[Start of section]
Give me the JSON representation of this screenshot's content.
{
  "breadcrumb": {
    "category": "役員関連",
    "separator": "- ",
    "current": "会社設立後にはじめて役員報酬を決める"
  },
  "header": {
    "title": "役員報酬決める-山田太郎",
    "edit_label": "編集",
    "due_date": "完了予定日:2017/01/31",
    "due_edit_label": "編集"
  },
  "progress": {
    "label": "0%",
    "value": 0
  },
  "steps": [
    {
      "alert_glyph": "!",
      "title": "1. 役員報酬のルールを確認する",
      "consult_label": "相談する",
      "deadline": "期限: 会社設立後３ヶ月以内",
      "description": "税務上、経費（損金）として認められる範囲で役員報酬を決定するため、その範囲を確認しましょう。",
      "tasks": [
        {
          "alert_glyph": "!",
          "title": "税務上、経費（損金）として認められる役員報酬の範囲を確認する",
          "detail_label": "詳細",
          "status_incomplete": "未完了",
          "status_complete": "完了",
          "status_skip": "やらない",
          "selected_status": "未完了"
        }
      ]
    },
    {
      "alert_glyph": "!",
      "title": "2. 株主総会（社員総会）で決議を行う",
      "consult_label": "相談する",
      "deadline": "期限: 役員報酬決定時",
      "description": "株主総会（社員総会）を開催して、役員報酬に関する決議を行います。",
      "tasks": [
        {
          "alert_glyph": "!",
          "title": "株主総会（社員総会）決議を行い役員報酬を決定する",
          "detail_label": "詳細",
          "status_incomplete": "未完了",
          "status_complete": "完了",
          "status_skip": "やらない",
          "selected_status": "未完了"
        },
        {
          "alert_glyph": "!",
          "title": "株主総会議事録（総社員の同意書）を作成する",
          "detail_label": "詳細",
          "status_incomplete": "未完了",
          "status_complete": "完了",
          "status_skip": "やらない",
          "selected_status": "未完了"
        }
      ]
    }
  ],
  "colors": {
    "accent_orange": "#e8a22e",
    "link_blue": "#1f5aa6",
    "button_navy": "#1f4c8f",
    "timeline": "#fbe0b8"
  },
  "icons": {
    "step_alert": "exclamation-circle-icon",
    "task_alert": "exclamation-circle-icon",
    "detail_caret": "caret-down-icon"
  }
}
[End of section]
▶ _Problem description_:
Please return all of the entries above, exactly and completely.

▶ _Answer space_:
Give me the JSON representation of this screenshot's content.
{
  "breadcrumb": {
    "category": "役員関連",
    "separator": "- ",
    "current": "会社設立後にはじめて役員報酬を決める"
  },
  "header": {
    "title": "役員報酬決める-山田太郎",
    "edit_label": "編集",
    "due_date": "完了予定日:2017/01/31",
    "due_edit_label": "編集"
  },
  "progress": {
    "label": "0%",
    "value": 0
  },
  "steps": [
    {
      "alert_glyph": "!",
      "title": "1. 役員報酬のルールを確認する",
      "consult_label": "相談する",
      "deadline": "期限: 会社設立後３ヶ月以内",
      "description": "税務上、経費（損金）として認められる範囲で役員報酬を決定するため、その範囲を確認しましょう。",
      "tasks": [
        {
          "alert_glyph": "!",
          "title": "税務上、経費（損金）として認められる役員報酬の範囲を確認する",
          "detail_label": "詳細",
          "status_incomplete": "未完了",
          "status_complete": "完了",
          "status_skip": "やらない",
          "selected_status": "未完了"
        }
      ]
    },
    {
      "alert_glyph": "!",
      "title": "2. 株主総会（社員総会）で決議を行う",
      "consult_label": "相談する",
      "deadline": "期限: 役員報酬決定時",
      "description": "株主総会（社員総会）を開催して、役員報酬に関する決議を行います。",
      "tasks": [
        {
          "alert_glyph": "!",
          "title": "株主総会（社員総会）決議を行い役員報酬を決定する",
          "detail_label": "詳細",
          "status_incomplete": "未完了",
          "status_complete": "完了",
          "status_skip": "やらない",
          "selected_status": "未完了"
        },
        {
          "alert_glyph": "!",
          "title": "株主総会議事録（総社員の同意書）を作成する",
          "detail_label": "詳細",
          "status_incomplete": "未完了",
          "status_complete": "完了",
          "status_skip": "やらない",
          "selected_status": "未完了"
        }
      ]
    }
  ],
  "colors": {
    "accent_orange": "#e8a22e",
    "link_blue": "#1f5aa6",
    "button_navy": "#1f4c8f",
    "timeline": "#fbe0b8"
  },
  "icons": {
    "step_alert": "exclamation-circle-icon",
    "task_alert": "exclamation-circle-icon",
    "detail_caret": "caret-down-icon"
  }
}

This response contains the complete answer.